Arbitrum mainnet beta has launched for developers. What comes next? Read on.
Arbitrum has — — actually, wait. We’ll get to us in a second, but first let’s talk about you, our amazing community. You’re incredible. We’ve been blown away by your support and both humbled and honored that so many have entrusted us with our critical mission to scale Ethereum. Ethereum is bigger than any one team or project, and we’re truly fortunate to be a part of this extraordinary ecosystem. 💙
Alright, back to us for a sec.
Today’s the day! We’ve deployed the Arbitrum contracts on Ethereum mainnet, and have begun onboarding infrastructure and projects. The developer interest and enthusiasm for Arbitrum has exceeded our wildest expectations. Over 250 teams have requested access for our developer launch, and we can’t wait to see what they build on Arbitrum and how much gas savings this will enable.
So what does this all mean? How many teams have access and when can end users get in on the fun? Let’s dig into it.
As we’ve announced previously, we’re committed to a fair launch in which projects of all shapes and sizes will be put on the same footing, and nobody will be given priority access. To facilitate this, Arbitrum One is initially open to all developers that have requested access, and we’ll open it up to end users once there’s a quorum of live projects that have deployed on the network and are ready to go live.
Operationally, with over 250 teams requesting to come online for the developer mainnet, it’s going to take us into next week before we can onboard everyone, but this process is underway. To make sure that nobody is disadvantaged by this, we will guarantee that all projects that have already applied and are granted access will have at least two weeks to build and test before we open Arbitrum One to everyone.
Also, we had several independent users request access, and while we genuinely love your enthusiasm and appreciate your support, we’re only open for development and testing now and we ask that you wait until we open for everyone.
Wait, isn’t it called Arbitrum? What’s Arbitrum One?
We’ve named our mainnet chain, Arbitrum One and have assigned a chainid of 0xa4b1 (decimal: 42161).
Arbitrum is the technology and Arbitrum One is our flagship chain. Our team is fully focussed on Arbitrum One, and all of our announced partners like Etherscan and Alchemy are supporting the Arbitrum One chain. But it’s possible that at some point in the future there will be other rollup chains that also use the Arbitrum technology, and to make sure this never gets confusing, we’ve differentiated the name of the tech (Arbitrum) from the name of the chain (Arbitrum One).
Confused? Let’s try again: Arbitrum One is our mainnet Ethereum L2 chain built using the Arbitrum technology.
Mainnet beta and the path to full decentralization
As we’ve discussed, for the first few months of mainnet, we’ll be maintaining the ability to upgrade and even pause the system if it becomes necessary, and we will be referring to this phase as mainnet beta. We will likely do some performance and feature upgrades during this period and will communicate more about this on our Discord.
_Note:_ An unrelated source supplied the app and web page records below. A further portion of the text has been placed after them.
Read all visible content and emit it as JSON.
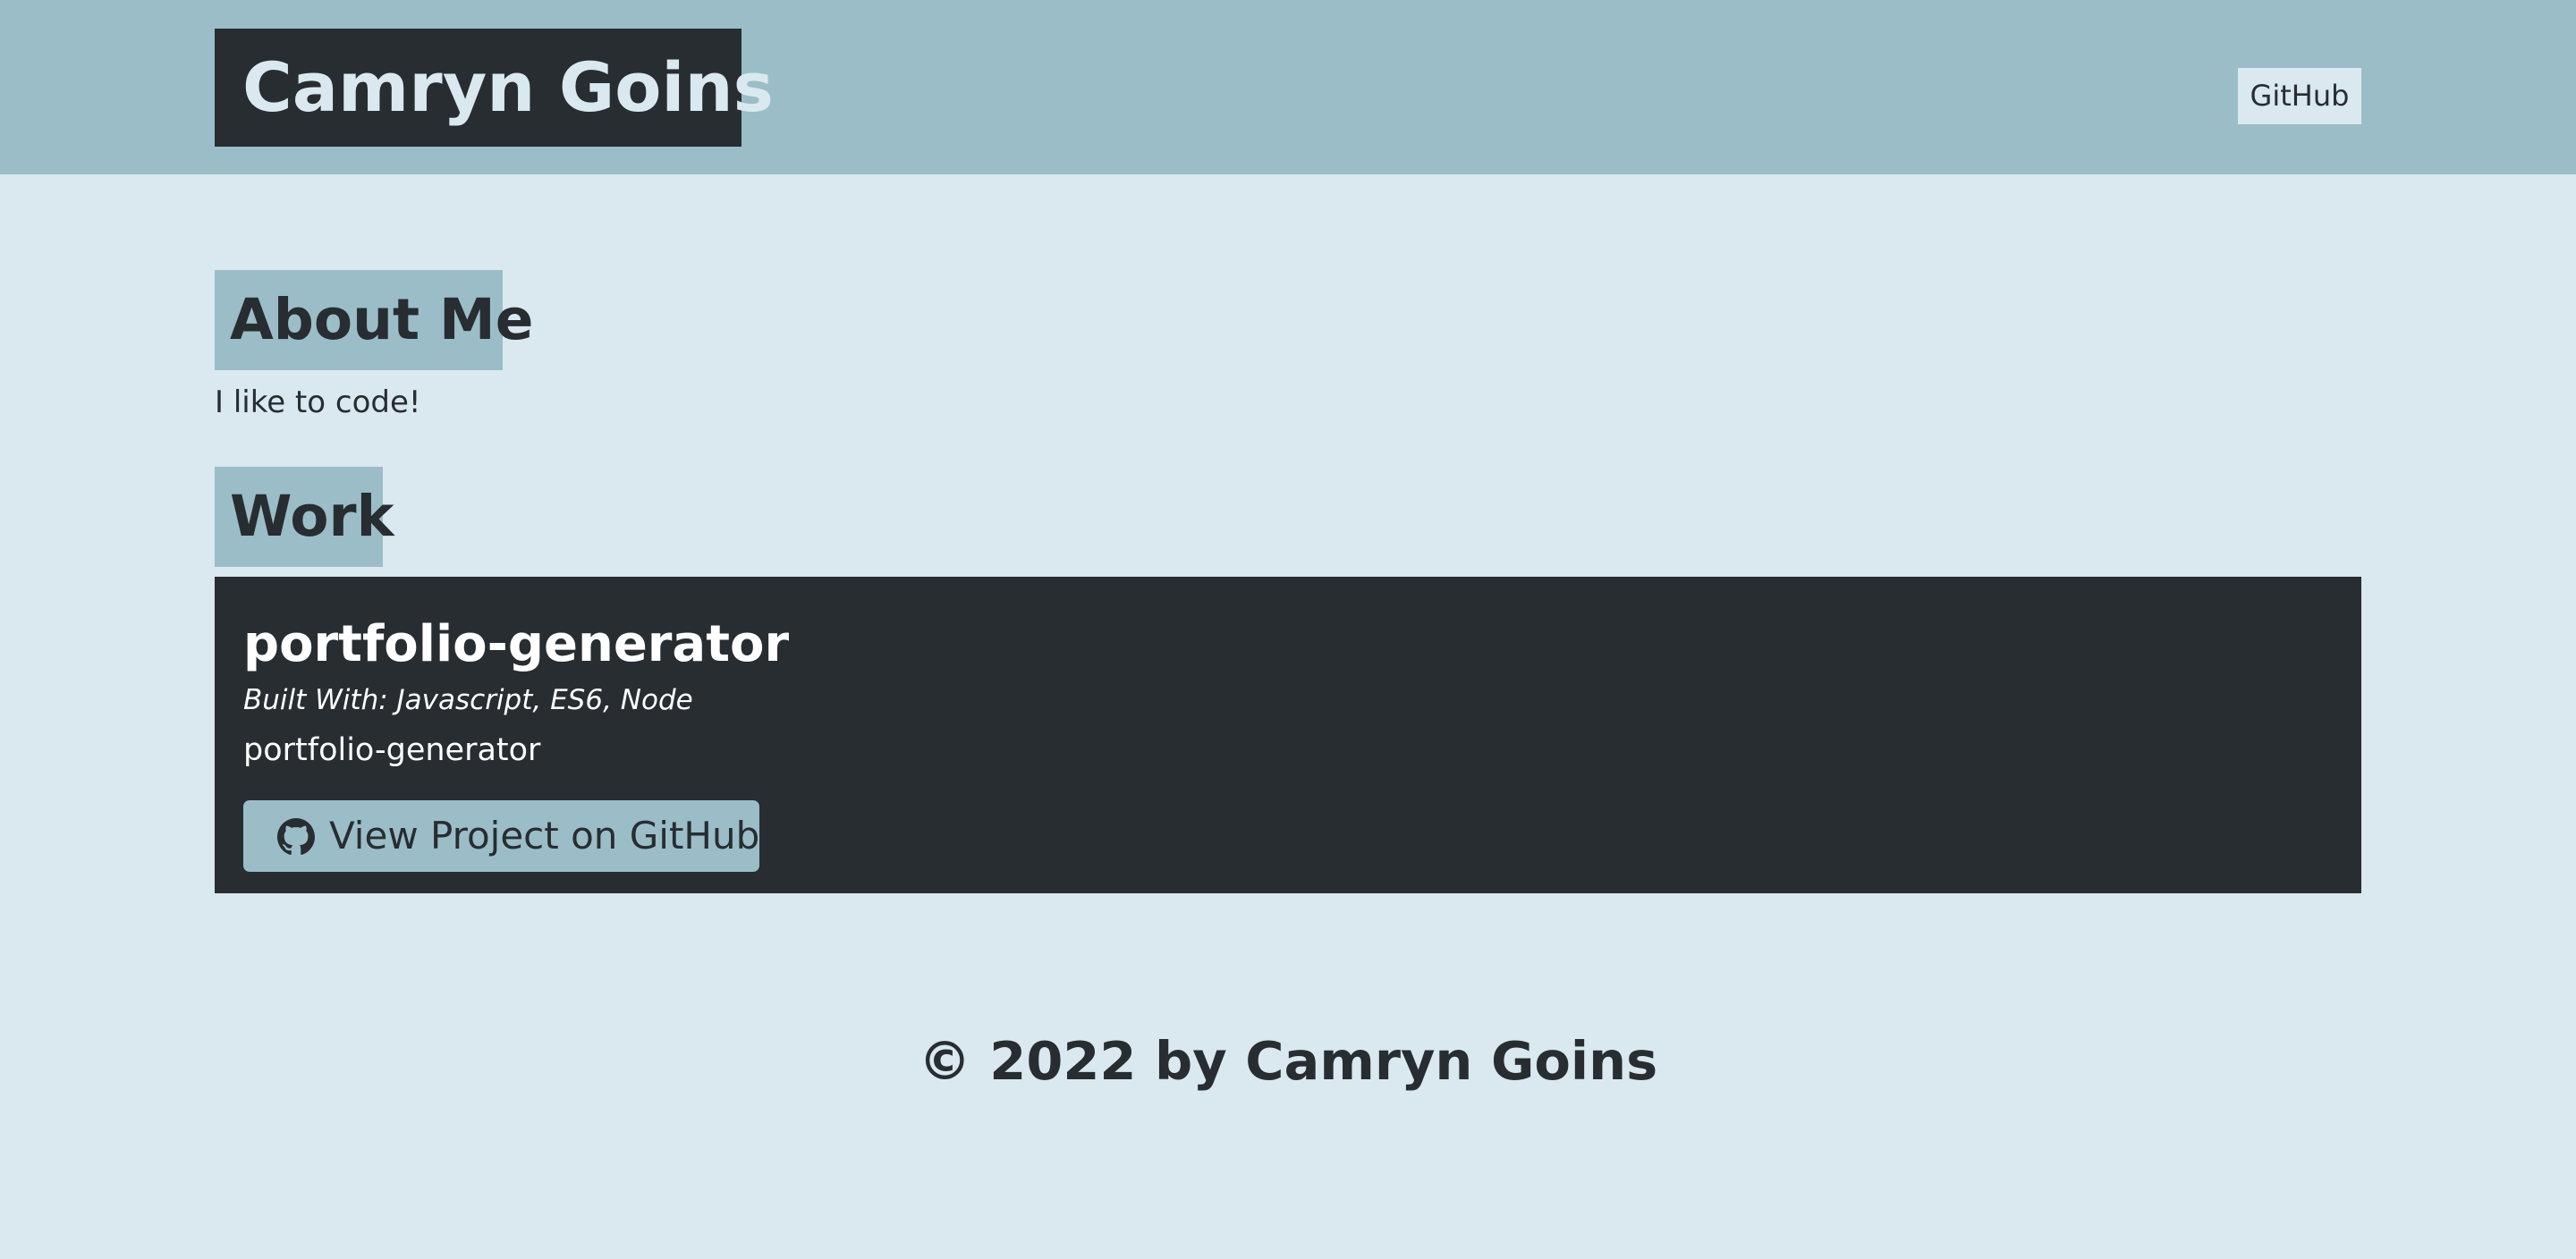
{
  "header": {
    "title": "Camryn Goins",
    "nav_link": "GitHub"
  },
  "about": {
    "heading": "About Me",
    "text": "I like to code!"
  },
  "work": {
    "heading": "Work",
    "project": {
      "name": "portfolio-generator",
      "languages": "Built With: Javascript, ES6, Node",
      "description": "portfolio-generator",
      "button_label": "View Project on GitHub",
      "button_icon": "github-icon"
    }
  },
  "footer": {
    "text": "© 2022 by Camryn Goins"
  },
  "colors": {
    "background": "#dae8ef",
    "accent": "#9bbdc7",
    "dark": "#272d31"
  }
}
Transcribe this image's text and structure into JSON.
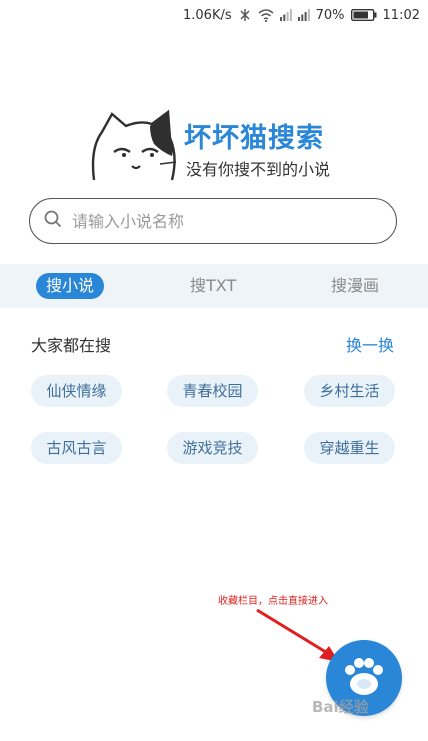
{
  "status_bar": {
    "speed": "1.06K/s",
    "battery": "70%",
    "time": "11:02",
    "icons": [
      "bluetooth-off-icon",
      "wifi-icon",
      "signal-icon",
      "signal-icon",
      "battery-icon"
    ]
  },
  "logo": {
    "title": "坏坏猫搜索",
    "slogan": "没有你搜不到的小说"
  },
  "search": {
    "placeholder": "请输入小说名称",
    "value": ""
  },
  "tabs": [
    {
      "label": "搜小说",
      "active": true
    },
    {
      "label": "搜TXT",
      "active": false
    },
    {
      "label": "搜漫画",
      "active": false
    }
  ],
  "hot": {
    "title": "大家都在搜",
    "refresh_label": "换一换",
    "tags": [
      "仙侠情缘",
      "青春校园",
      "乡村生活",
      "古风古言",
      "游戏竞技",
      "穿越重生"
    ]
  },
  "annotation": {
    "text": "收藏栏目，点击直接进入"
  },
  "fab": {
    "icon": "cat-paw-icon"
  },
  "watermark": "Bai经验",
  "colors": {
    "accent": "#2a86d6",
    "tab_bar_bg": "#eef4f8",
    "tag_bg": "#eaf2f9",
    "annotation": "#e0201f"
  }
}
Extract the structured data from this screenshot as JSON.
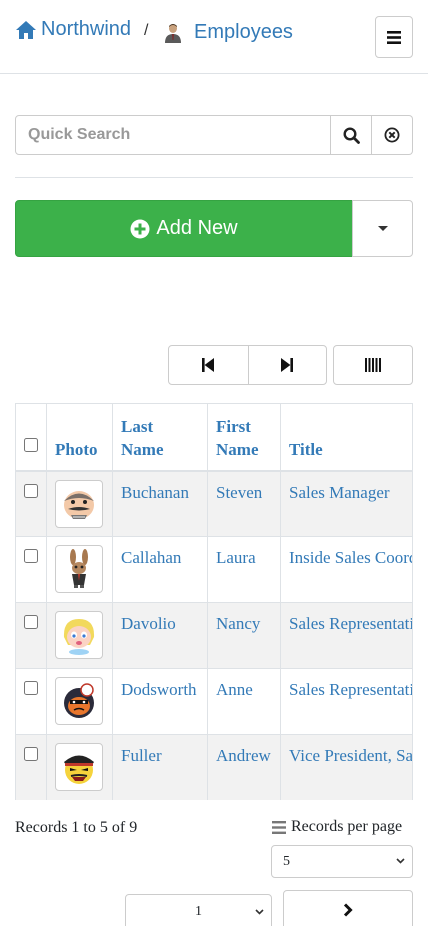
{
  "header": {
    "brand": "Northwind",
    "separator": "/",
    "current": "Employees",
    "brand_color": "#337ab7"
  },
  "search": {
    "placeholder": "Quick Search",
    "value": ""
  },
  "actions": {
    "add_label": "Add New",
    "add_color": "#3cb14a"
  },
  "grid": {
    "columns": [
      "Photo",
      "Last Name",
      "First Name",
      "Title"
    ],
    "rows": [
      {
        "last": "Buchanan",
        "first": "Steven",
        "title": "Sales Manager",
        "avatar": "mustache-man-avatar"
      },
      {
        "last": "Callahan",
        "first": "Laura",
        "title": "Inside Sales Coordinator",
        "avatar": "rabbit-avatar"
      },
      {
        "last": "Davolio",
        "first": "Nancy",
        "title": "Sales Representative",
        "avatar": "blonde-girl-avatar"
      },
      {
        "last": "Dodsworth",
        "first": "Anne",
        "title": "Sales Representative",
        "avatar": "bomb-face-avatar"
      },
      {
        "last": "Fuller",
        "first": "Andrew",
        "title": "Vice President, Sales",
        "avatar": "officer-cap-avatar"
      }
    ]
  },
  "footer": {
    "records": "Records 1 to 5 of 9",
    "records_per_page_label": "Records per page",
    "records_per_page": "5",
    "page": "1"
  }
}
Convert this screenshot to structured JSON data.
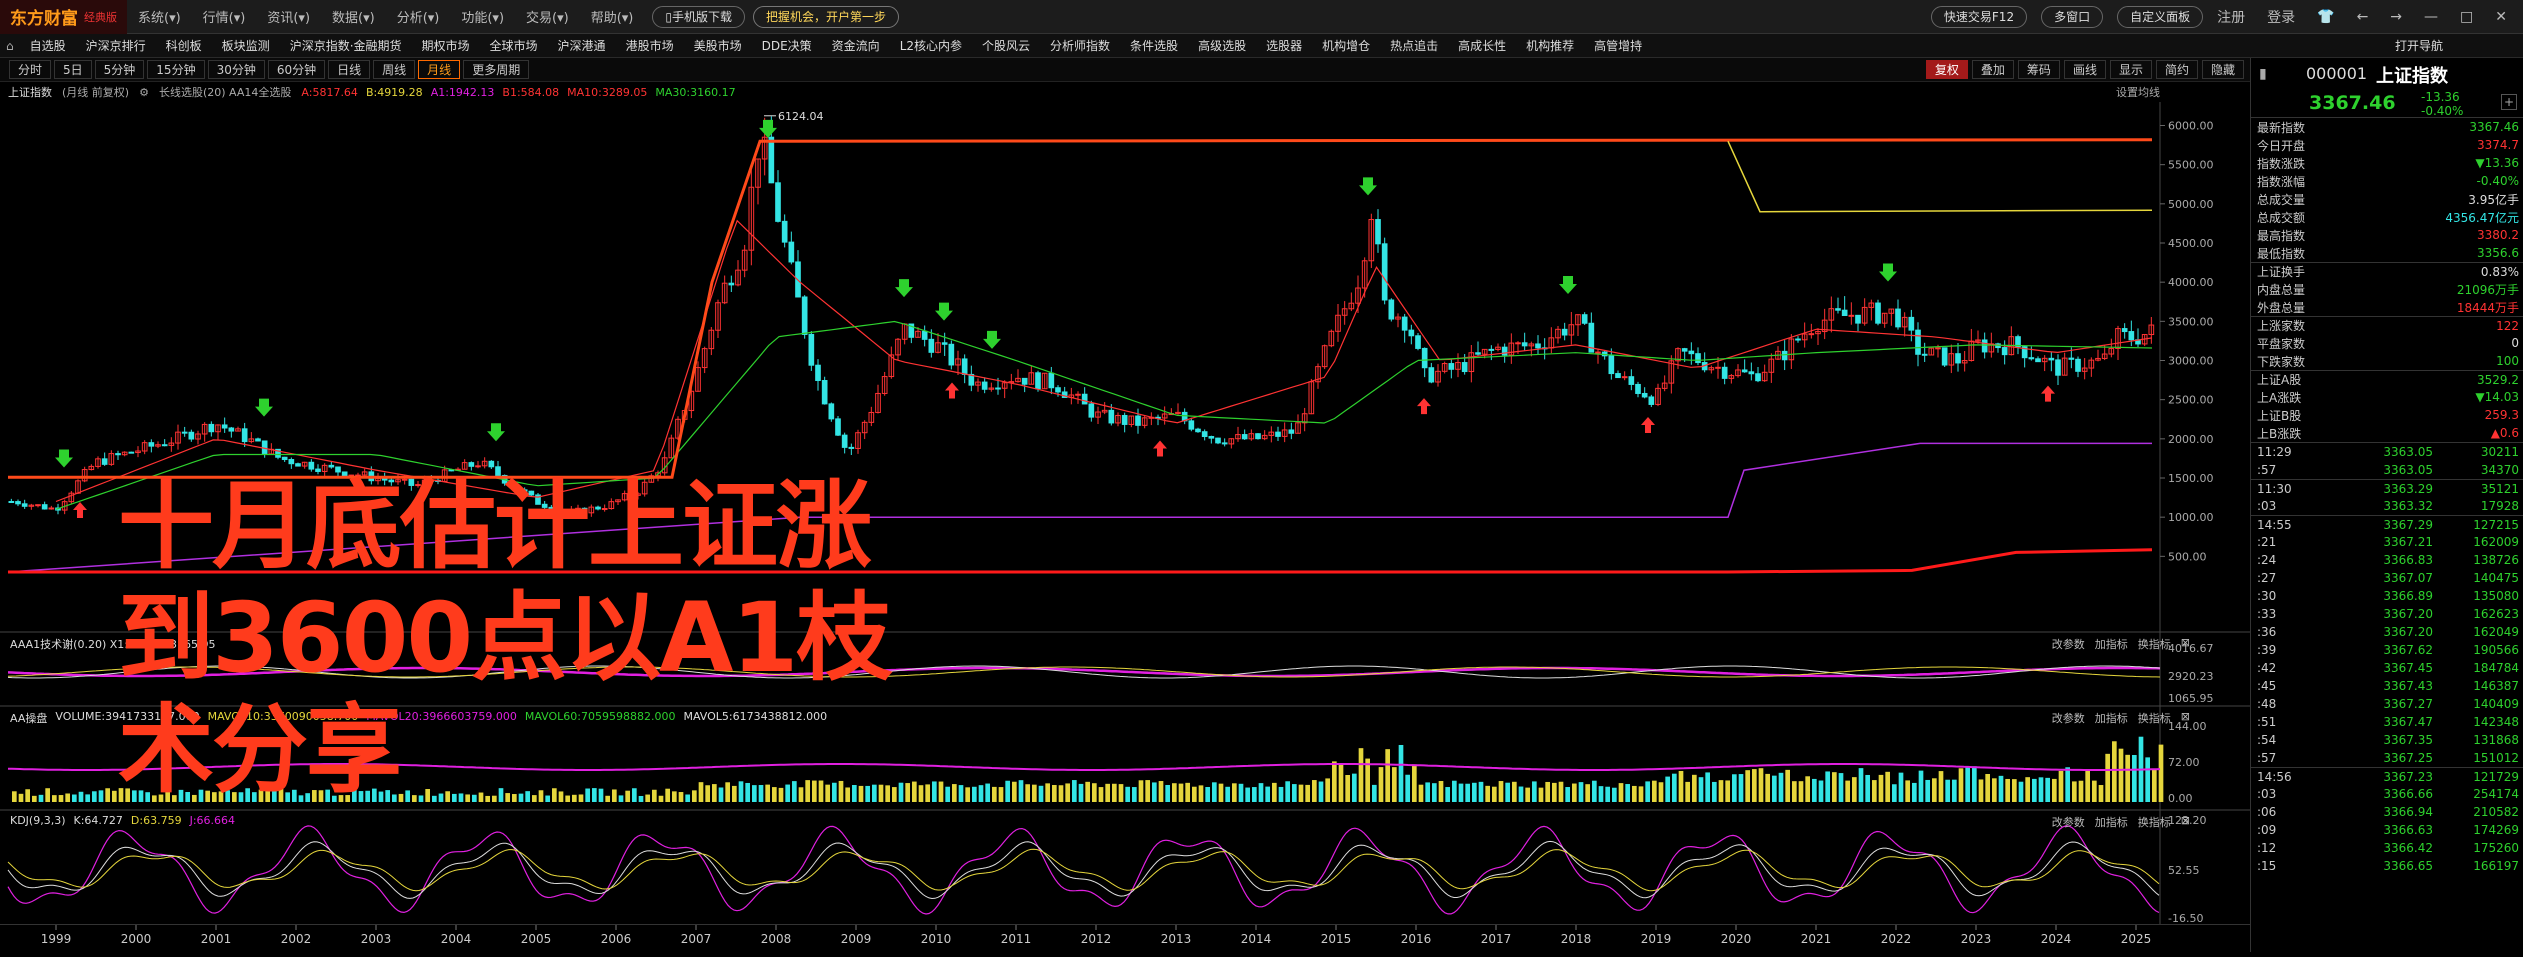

While we’ve done significant security diligence, the ability to do fast upgrades for the first few months after launch is important in order to be able to respond quickly to any security events, and make sure that user funds remain safe at all times while everyone gets more experience with the system. We’ll also be operating the chain under a conservative speed limit during this phase.
We will be talking a lot more over the coming weeks about how we get from here to full decentralization, and we’re currently targeting the end of the summer to phase out these controls.
While Arbitrum reduces fees by more than 50x for most workloads that we’ve seen, Arbitrum (like all rollups) is not free. The majority of the fees collected on Arbitrum are used to pay for posting calldata on Ethereum (so they end up going to the Ethereum miners), and there are also costs to operate the chain and the supporting infrastructure. ETH is the native asset on Arbitrum, and fees will be paid in ETH on L2. For more info on fees, see here. In order to use the chain, users will first have to use the Arbitrum bridge to transfer ETH from Ethereum to their L2 wallet
Although Arbitrum One is only open to developers right now, users will be able to follow along, monitor the activity on the chain, and cheer on your favorite teams.
We’ve begun doing a series of announcements with Arbitrum ecosystem partners, and stay tuned for many more in the coming days. It’s an exciting period ahead, and we’re working hard to make sure that all of your favorite apps and infrastructure will be live and ready when we open Arbitrum One to all users.
Join our team
So you’ve read through the entire post — you could be the type of person we’re looking to hire! We have several openings — from crypto native developers to strong system developers that are looking to make their crypto debut. Apply to join us — you won’t regret it.